Let’s not kid ourselves, it is already bloody hard work raising bilingual kids when parents have a native command of the languages they speak, let alone joining your kids in the language learning process. But I have seen parents do this, with their own shakey vocab or questionable accents on multiple occasions. I have to take my hat off to their blood sweat and language tears.
I also know parents who step out in faith and hire a foreign nanny or throw their kids in immersion school, speaking not a word of the minority language their children are learning. Think how bold that is! How much vision and foresight must you have for the future to be persistent in the language marathon today – with a non native command of a language?
These heroic examples have led me to invite Mandarin into my home, to teach my children what I know. And already, the 20-30 odd words my 2.5 years old knows in Mandarin have opened up a whole world of mutual affinity to the Chinese community around us. Provided you have an internet connection, it has never been easier to find resources out there to teach your kid the nursery rhymes you didn’t know or the language you haven’t fully ‘mastered’.
Myth #3 - “Bilingual children are more intelligent than their monolingual peers”
In the past 30 years, we somehow went from saying bilingualism would confuse the kids to saying they are smarter. This is quite a destructive myth, breeding snobbish bilinguals and an inferiority complex in monolinguals. This is so harmful to relationship. This myth has led us to talk about our children living with two (or three) languages, rather than saying “we have bilingual children”. Somehow, it feels more like a normal part of our life, much like saying “our living room has a red couch” and less like we are preparing Junior Awesome to graduate with flying colors in his Ivy league university.
Today, we know that bilinguals aren’t faster at performing brain tasks. Rather, that the brain activity is very different to those of monolinguals (read more here, and here). Children raised with a consistent input in multiple languages must filter out the important information from the less important information. There is talk of higher executive function of the brain in the process of having to sort the relevant information. This leads to many cognitive benefits: I think I can attest to a remarkable dexterity in matching games, puzzles and in many ways a propensity towards learning other languages (“Maman! Papa says papillon, Señor Chufo say Mariposa!”) from the brain building required from the constant triage. This has zero, zilch, nothing to do with intelligence quotient or emotional quotient.
So there you have it, three of my favorite myths surrounding bilingualism.
Over to you, what are some of the things you have heard about bilingualism? Have they led you to question raising your child with other languages?
And as a special bonus, just for kicks, here was Ayo at 26 months, playing around with us with sounds: French vowels vs. Southern American English three way diphthongs. That leads me to what would have been my fourth myth, that language learning can’t be fun!

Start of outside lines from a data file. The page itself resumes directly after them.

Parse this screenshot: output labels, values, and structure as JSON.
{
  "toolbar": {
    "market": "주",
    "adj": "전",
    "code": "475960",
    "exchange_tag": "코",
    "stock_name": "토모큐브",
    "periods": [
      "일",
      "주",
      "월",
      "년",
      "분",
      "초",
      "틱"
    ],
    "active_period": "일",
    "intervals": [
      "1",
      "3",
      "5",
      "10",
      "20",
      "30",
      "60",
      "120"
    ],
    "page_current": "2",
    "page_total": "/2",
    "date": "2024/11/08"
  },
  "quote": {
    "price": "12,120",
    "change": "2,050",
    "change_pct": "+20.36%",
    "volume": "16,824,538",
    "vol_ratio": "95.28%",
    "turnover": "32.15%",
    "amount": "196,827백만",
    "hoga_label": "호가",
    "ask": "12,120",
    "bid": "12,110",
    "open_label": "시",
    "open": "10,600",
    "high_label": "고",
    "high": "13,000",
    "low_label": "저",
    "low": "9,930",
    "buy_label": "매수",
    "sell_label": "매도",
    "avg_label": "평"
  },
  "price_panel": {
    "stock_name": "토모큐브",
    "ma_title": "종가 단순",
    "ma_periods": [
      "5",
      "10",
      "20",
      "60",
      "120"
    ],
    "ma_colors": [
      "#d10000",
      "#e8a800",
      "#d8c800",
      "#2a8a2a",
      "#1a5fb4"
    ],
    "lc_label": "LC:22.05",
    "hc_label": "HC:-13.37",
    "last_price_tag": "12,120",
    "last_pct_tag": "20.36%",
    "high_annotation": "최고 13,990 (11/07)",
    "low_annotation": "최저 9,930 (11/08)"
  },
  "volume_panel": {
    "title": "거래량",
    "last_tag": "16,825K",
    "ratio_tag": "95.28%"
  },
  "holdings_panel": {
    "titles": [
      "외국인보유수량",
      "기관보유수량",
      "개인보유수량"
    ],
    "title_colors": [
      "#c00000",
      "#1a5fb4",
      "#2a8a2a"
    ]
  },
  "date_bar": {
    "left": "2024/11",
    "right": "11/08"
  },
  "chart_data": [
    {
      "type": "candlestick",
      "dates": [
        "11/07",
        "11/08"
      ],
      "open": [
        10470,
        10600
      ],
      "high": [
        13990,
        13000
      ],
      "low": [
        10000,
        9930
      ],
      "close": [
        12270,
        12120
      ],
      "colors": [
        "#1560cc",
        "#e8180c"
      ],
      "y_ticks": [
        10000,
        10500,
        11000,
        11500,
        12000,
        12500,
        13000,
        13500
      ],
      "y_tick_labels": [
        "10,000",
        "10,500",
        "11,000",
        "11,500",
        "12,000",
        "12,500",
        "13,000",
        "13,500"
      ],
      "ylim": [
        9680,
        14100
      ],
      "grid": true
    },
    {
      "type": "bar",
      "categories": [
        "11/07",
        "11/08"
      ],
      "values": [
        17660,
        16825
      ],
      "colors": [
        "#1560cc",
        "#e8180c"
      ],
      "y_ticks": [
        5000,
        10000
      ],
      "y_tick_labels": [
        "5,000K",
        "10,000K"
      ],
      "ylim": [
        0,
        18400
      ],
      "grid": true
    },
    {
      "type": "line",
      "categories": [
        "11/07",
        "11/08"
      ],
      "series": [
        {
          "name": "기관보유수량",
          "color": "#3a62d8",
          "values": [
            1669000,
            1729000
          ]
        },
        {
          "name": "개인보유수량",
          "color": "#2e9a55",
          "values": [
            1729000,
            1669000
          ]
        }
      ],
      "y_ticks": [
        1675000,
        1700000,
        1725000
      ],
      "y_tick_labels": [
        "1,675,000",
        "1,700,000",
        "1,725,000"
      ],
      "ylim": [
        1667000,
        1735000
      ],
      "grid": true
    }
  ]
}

(For the sake of this post, I referred to ‘bilingualism’ throughout, even though most statements are applicable to multilingualism on the whole, that is to say, children and adults consistently exposed to more than two languages.)
This post was written for the Raising Multilingual Children Blogging Carnival.
This month’s carnival is hosted by Annabelle Humanes, author of The Piri Piri Lexicon. Head over there this Monday, November 24 to read fascinating blog posts written by a wide range of multilingual parents on the theme of ‘Bilingualism – Pulling Apart the Myths’!